Many governors simply haven’t answered questions about climate change publicly, and so curious constituents will have to wait until their governor shares his or her thoughts on climate change or begins to wield regulatory power over the state’s energy and pollution priorities.
Maryland’s newly-inaugurated Republican Governor Larry Hogan, who defeated former Lt. Governor Anthony Brown, is a bit of an enigma on climate change. He has vacillated back and forth on how much people have to do with climate change, saying in June of 2014 that “there’s no question that the climate is changing, and I do think that man…does have something to do with the problem.” He does doubt that Maryland can do much about the problem if it wanted to, and made that clear with his first move in office. He stopped final publication of rules that would have protected Marylanders from air pollution caused by coal-fired power plants that were due to be made official on Friday. The Secretary of the Environment had already signed off on the regulations but Hogan moved to stop them, despite the strong support the rules earned from health experts and the owners of the Raven Power plant.
Governor David Ige (D-HI) has taken action on climate adaptation in the legislature and has also said he will move for the Department of Health to create rules to reduce greenhouse gas emissions. Newly-elected Pennsylvania Governor Tom Wolf believes in clean energy investment and said he wants to “remove the politics from the discussion about climate change and global warming.” Then-candidate Wolf also promised to try and move the state into the Regional Greenhouse Gas Initiative (RGGI).

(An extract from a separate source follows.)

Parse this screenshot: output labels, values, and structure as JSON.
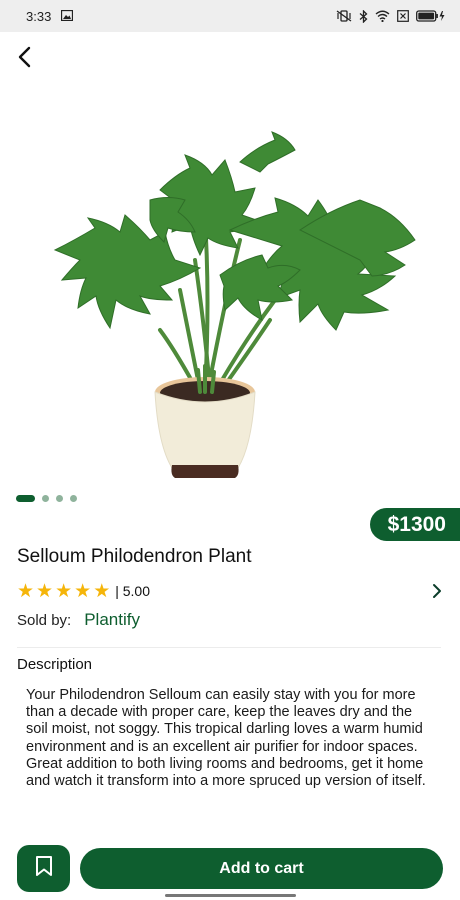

The newly-elected governors on this list each have opportunities to listen to the consensus of the world’s top scientists that climate change is happening, humans are causing it, and it’s both critical and possible to cut emissions. If more new governors speak up and tell their constituents that they accept the reality of mainstream climate science and lead their states toward a commitment to efficient, clean, renewable power, the ranks of the “green” governors should grow. If, on the other hand, more governors who voiced skepticism about plans to cut carbon pollution take their rhetoric to outright climate denial, the numbers of the red striped climate denier governors will expand.
Tiffany Germain is Research Manager for CAP Action.